GRADUATE STUDENT | ROBERT REARDON
Robert Reardon received his PhD in political science from MIT in 2010. His research focuses on international cooperation and arms control, and in particular how offers of positive inducements can be used to promote compliance with international arms control regimes. He is a postdoctoral scholar at MIT, where he works on the Explorations in Cyber International Relations (ECIR) project. He is also an adjunct political scientist for the RAND Corporation, where he conducts research sponsored by the Air Force on the United States's conventional military posture toward nuclear-armed regional adversaries. From 2010-2011, he was a Stanton Nuclear Security Fellow at RAND, and authored a book on the Iranian nuclear program. He received his PhD in political science from MIT in 2010, and has a BA from Columbia. His dissertation, advised by Stephen Van Evera, assesses the relative effectiveness of negative sanctions and positive inducements in convincing states to give up their nuclear weapons programs, and identifies conditions under which they are most likely to succeed or fail. It finds that policies of engagement and offers of inducements are generally more likely to succeed than negative sanctions, and – counter-intuitively – that this is particularly the case between adversaries. US counter-proliferation efforts with South Korea, North Korea, and Libya are examined as case studies. Reardon has teaching experience in American foreign policy, the causes and prevention of war, political ethics, and technology and public policy. He is a native of the Boston area.

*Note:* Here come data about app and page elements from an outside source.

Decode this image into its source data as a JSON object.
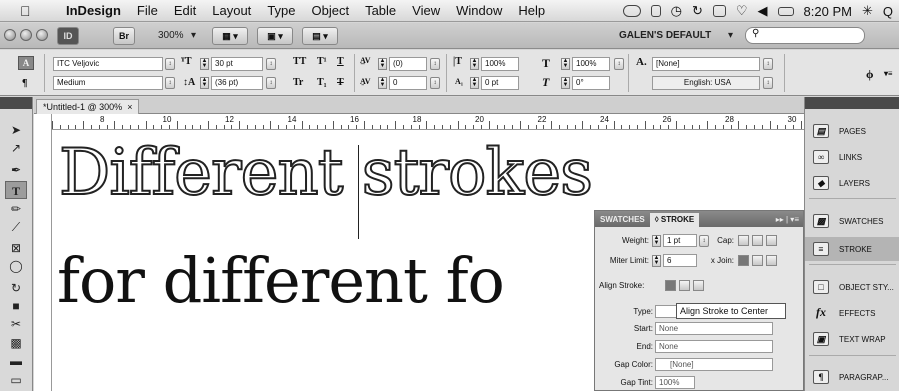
{
  "menubar": {
    "app": "InDesign",
    "items": [
      "File",
      "Edit",
      "Layout",
      "Type",
      "Object",
      "Table",
      "View",
      "Window",
      "Help"
    ],
    "clock": "8:20 PM",
    "search_glyph": "Q"
  },
  "appbar": {
    "app_badge": "ID",
    "bridge_badge": "Br",
    "zoom": "300%",
    "workspace": "GALEN'S DEFAULT"
  },
  "control": {
    "font": "ITC Veljovic",
    "style": "Medium",
    "size": "30 pt",
    "leading": "(36 pt)",
    "tracking": "(0)",
    "kerning": "0",
    "vscale": "100%",
    "hscale": "100%",
    "baseline": "0 pt",
    "skew": "0°",
    "char_style": "[None]",
    "language": "English: USA",
    "tt_labels": [
      "TT",
      "T¹",
      "T",
      "Tr",
      "T₁",
      "T"
    ]
  },
  "document": {
    "tab_title": "*Untitled-1 @ 300%",
    "ruler_numbers": [
      "8",
      "10",
      "12",
      "14",
      "16",
      "18",
      "20",
      "22",
      "24",
      "26",
      "28",
      "30"
    ],
    "line1": "Different strokes",
    "line2": "for different fo"
  },
  "stroke_panel": {
    "tabs": [
      "SWATCHES",
      "◊ STROKE"
    ],
    "weight_label": "Weight:",
    "weight": "1 pt",
    "cap_label": "Cap:",
    "miter_label": "Miter Limit:",
    "miter": "6",
    "join_label": "x  Join:",
    "align_label": "Align Stroke:",
    "type_label": "Type:",
    "start_label": "Start:",
    "start": "None",
    "end_label": "End:",
    "end": "None",
    "gap_color_label": "Gap Color:",
    "gap_color": "[None]",
    "gap_tint_label": "Gap Tint:",
    "gap_tint": "100%",
    "tooltip": "Align Stroke to Center"
  },
  "dock": {
    "items": [
      "PAGES",
      "LINKS",
      "LAYERS",
      "SWATCHES",
      "STROKE",
      "OBJECT STY...",
      "EFFECTS",
      "TEXT WRAP",
      "PARAGRAP..."
    ],
    "icons": [
      "pages-icon",
      "links-icon",
      "layers-icon",
      "swatches-icon",
      "stroke-icon",
      "object-styles-icon",
      "effects-icon",
      "text-wrap-icon",
      "paragraph-styles-icon"
    ],
    "selected": "STROKE"
  }
}
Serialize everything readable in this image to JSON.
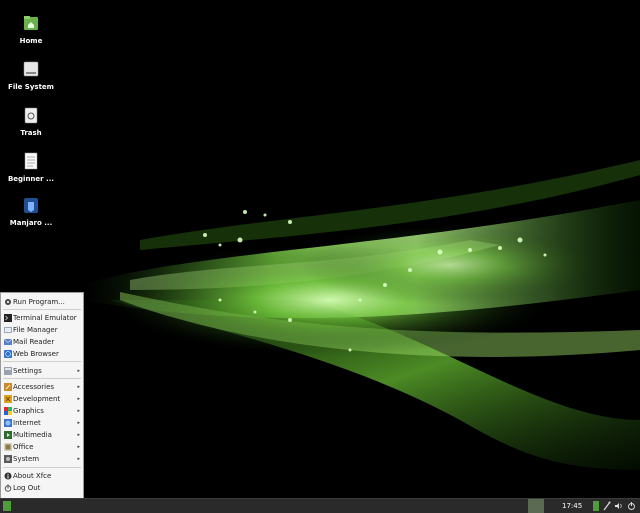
{
  "desktop": {
    "icons": [
      {
        "label": "Home",
        "icon": "home-folder-icon"
      },
      {
        "label": "File System",
        "icon": "drive-icon"
      },
      {
        "label": "Trash",
        "icon": "trash-icon"
      },
      {
        "label": "Beginner ...",
        "icon": "document-icon"
      },
      {
        "label": "Manjaro ...",
        "icon": "manjaro-icon"
      }
    ]
  },
  "menu": {
    "items": [
      {
        "label": "Run Program...",
        "icon": "gear-icon"
      },
      {
        "label": "Terminal Emulator",
        "icon": "terminal-icon"
      },
      {
        "label": "File Manager",
        "icon": "file-manager-icon"
      },
      {
        "label": "Mail Reader",
        "icon": "mail-icon"
      },
      {
        "label": "Web Browser",
        "icon": "web-icon"
      },
      {
        "label": "Settings",
        "icon": "settings-icon",
        "submenu": true
      },
      {
        "label": "Accessories",
        "icon": "accessories-icon",
        "submenu": true
      },
      {
        "label": "Development",
        "icon": "development-icon",
        "submenu": true
      },
      {
        "label": "Graphics",
        "icon": "graphics-icon",
        "submenu": true
      },
      {
        "label": "Internet",
        "icon": "internet-icon",
        "submenu": true
      },
      {
        "label": "Multimedia",
        "icon": "multimedia-icon",
        "submenu": true
      },
      {
        "label": "Office",
        "icon": "office-icon",
        "submenu": true
      },
      {
        "label": "System",
        "icon": "system-icon",
        "submenu": true
      },
      {
        "label": "About Xfce",
        "icon": "info-icon"
      },
      {
        "label": "Log Out",
        "icon": "logout-icon"
      }
    ],
    "submenu_arrow": "▸"
  },
  "panel": {
    "clock": "17:45"
  },
  "colors": {
    "accent_green": "#4f9d3a",
    "panel_bg": "#2a2a2a",
    "menu_bg": "#f5f5f5"
  }
}
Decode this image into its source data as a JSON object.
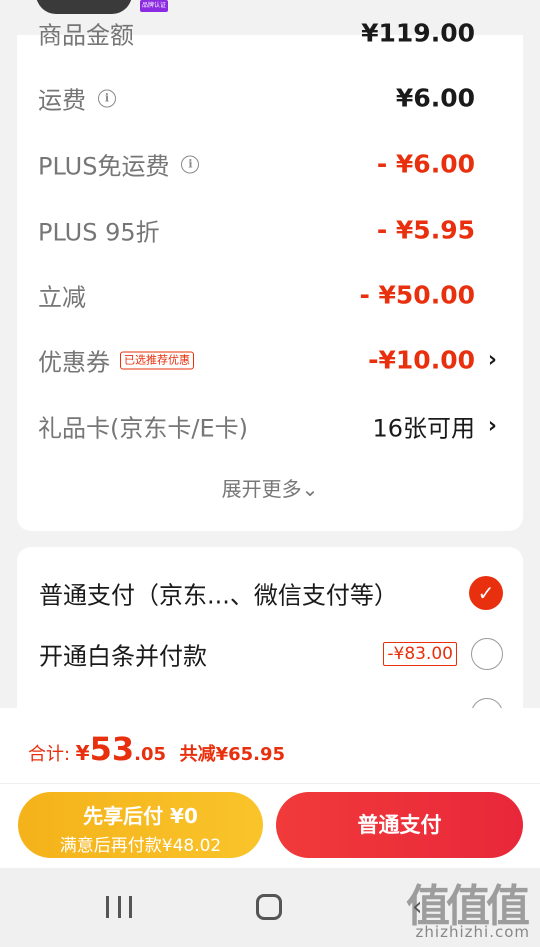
{
  "header_badge": "品牌认证",
  "summary": {
    "rows": [
      {
        "label": "商品金额",
        "value": "¥119.00",
        "value_style": "dark"
      },
      {
        "label": "运费",
        "value": "¥6.00",
        "value_style": "dark",
        "icon": "info-icon"
      },
      {
        "label": "PLUS免运费",
        "value": "- ¥6.00",
        "value_style": "red",
        "icon": "info-icon"
      },
      {
        "label": "PLUS 95折",
        "value": "- ¥5.95",
        "value_style": "red"
      },
      {
        "label": "立减",
        "value": "- ¥50.00",
        "value_style": "red"
      },
      {
        "label": "优惠券",
        "tag": "已选推荐优惠",
        "value": "-¥10.00",
        "value_style": "red",
        "chevron": "›"
      },
      {
        "label": "礼品卡(京东卡/E卡)",
        "value": "16张可用",
        "value_style": "dark",
        "chevron": "›"
      }
    ],
    "expand_label": "展开更多⌄"
  },
  "payment": {
    "options": [
      {
        "label": "普通支付（京东...、微信支付等）",
        "selected": true
      },
      {
        "label": "开通白条并付款",
        "discount": "-¥83.00",
        "selected": false
      },
      {
        "label": "",
        "selected": false
      }
    ]
  },
  "footer": {
    "total_label": "合计:",
    "total_yen": "¥",
    "total_int": "53",
    "total_dec": ".05",
    "saved": "共减¥65.95",
    "later_pay_title": "先享后付 ¥0",
    "later_pay_sub": "满意后再付款¥48.02",
    "normal_pay": "普通支付"
  },
  "watermark": {
    "logo": "值值值",
    "site": "zhizhizhi.com"
  },
  "colors": {
    "accent": "#e8300e",
    "yellow": "#f5b21a",
    "red_button": "#f13a3a"
  }
}
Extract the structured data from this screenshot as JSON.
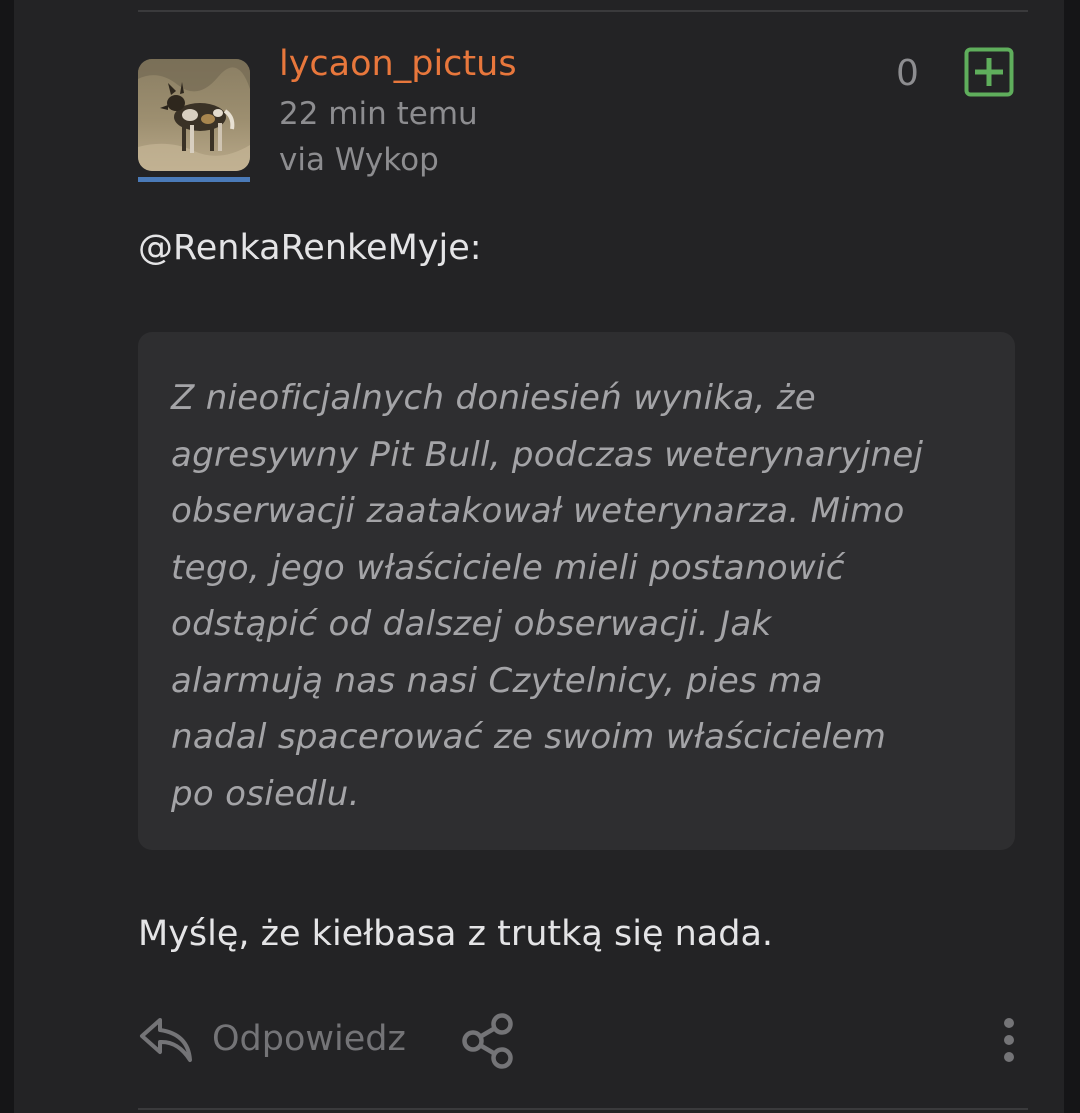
{
  "post": {
    "author": "lycaon_pictus",
    "time": "22 min temu",
    "via": "via Wykop",
    "vote_count": "0",
    "mention": "@RenkaRenkeMyje:",
    "quote_lines": [
      "Z nieoficjalnych doniesień wynika, że",
      "agresywny Pit Bull, podczas weterynaryjnej",
      "obserwacji zaatakował weterynarza. Mimo",
      "tego, jego właściciele mieli postanowić",
      "odstąpić od dalszej obserwacji. Jak",
      "alarmują nas nasi Czytelnicy, pies ma",
      "nadal spacerować ze swoim właścicielem",
      "po osiedlu."
    ],
    "body": "Myślę, że kiełbasa z trutką się nada."
  },
  "actions": {
    "reply_label": "Odpowiedz"
  },
  "icons": {
    "plus": "plus-square-icon",
    "reply": "reply-arrow-icon",
    "share": "share-icon",
    "more": "more-vertical-icon"
  },
  "colors": {
    "background": "#151517",
    "card": "#232325",
    "quote_bg": "#2e2e30",
    "username": "#e8773c",
    "plus_green": "#5fae5c",
    "avatar_bar": "#4a7ab8"
  }
}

Can We Stop the Iranian Bomb?, Santa Monica, CA: RAND (forthcoming, 2011).
Robert J. Reardon, "Russia, Iran, and the Nuclear Nonproliferation Regime" in Jeffrey Fields, ed., State Nonproliferation Decision-Making (edited volume sponsored by Defense Threat Reduction Agency, under review).
Robert J. Reardon, "Why Bombing Nuclear Programs Doesn't Work: Preventive Force Against Nuclear Aspirants" (under review).
Robert J. Reardon, "The Art of the Nuclear Deal: Carrots and Sticks in Nonproliferation Policy" (under review).